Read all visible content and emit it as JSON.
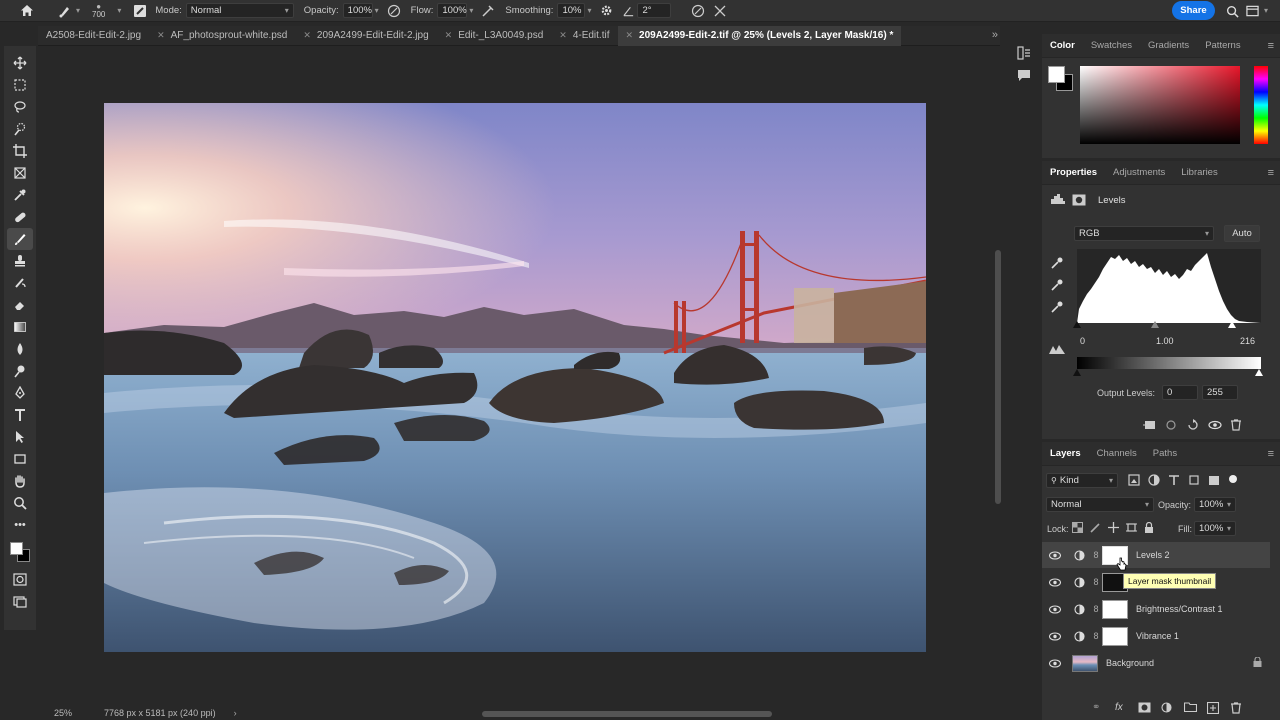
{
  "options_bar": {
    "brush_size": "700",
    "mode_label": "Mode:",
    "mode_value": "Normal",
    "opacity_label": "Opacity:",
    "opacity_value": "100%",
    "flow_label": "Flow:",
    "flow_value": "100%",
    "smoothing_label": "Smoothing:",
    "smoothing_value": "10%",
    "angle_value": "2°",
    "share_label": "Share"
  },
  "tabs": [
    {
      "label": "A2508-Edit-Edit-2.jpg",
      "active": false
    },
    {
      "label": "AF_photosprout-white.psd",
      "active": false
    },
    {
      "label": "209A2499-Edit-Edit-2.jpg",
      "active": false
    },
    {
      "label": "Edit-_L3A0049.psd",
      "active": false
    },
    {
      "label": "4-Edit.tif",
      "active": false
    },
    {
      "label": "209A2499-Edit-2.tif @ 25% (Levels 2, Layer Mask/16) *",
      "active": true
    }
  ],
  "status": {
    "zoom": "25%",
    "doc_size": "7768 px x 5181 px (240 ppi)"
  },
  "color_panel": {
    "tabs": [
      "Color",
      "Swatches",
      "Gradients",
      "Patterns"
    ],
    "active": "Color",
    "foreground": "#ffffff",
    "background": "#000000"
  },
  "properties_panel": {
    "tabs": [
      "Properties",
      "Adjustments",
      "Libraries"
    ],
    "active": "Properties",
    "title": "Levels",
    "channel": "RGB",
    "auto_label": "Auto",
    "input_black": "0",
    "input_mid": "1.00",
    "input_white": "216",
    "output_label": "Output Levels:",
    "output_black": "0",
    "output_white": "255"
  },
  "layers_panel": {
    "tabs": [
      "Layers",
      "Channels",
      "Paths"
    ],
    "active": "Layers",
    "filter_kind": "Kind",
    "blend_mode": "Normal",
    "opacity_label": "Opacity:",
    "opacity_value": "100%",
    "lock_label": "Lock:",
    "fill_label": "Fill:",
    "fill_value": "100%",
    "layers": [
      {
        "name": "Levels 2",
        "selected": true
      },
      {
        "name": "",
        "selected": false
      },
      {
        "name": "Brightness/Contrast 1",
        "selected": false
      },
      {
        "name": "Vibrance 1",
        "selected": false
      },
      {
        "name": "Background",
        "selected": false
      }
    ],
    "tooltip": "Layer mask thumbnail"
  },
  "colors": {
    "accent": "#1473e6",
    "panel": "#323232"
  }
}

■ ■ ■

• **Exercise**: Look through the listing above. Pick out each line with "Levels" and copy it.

• **Task answer**:
      "label": "209A2499-Edit-2.tif @ 25% (Levels 2, Layer Mask/16) *",
    "title": "Levels",
    "output_label": "Output Levels:",
        "name": "Levels 2",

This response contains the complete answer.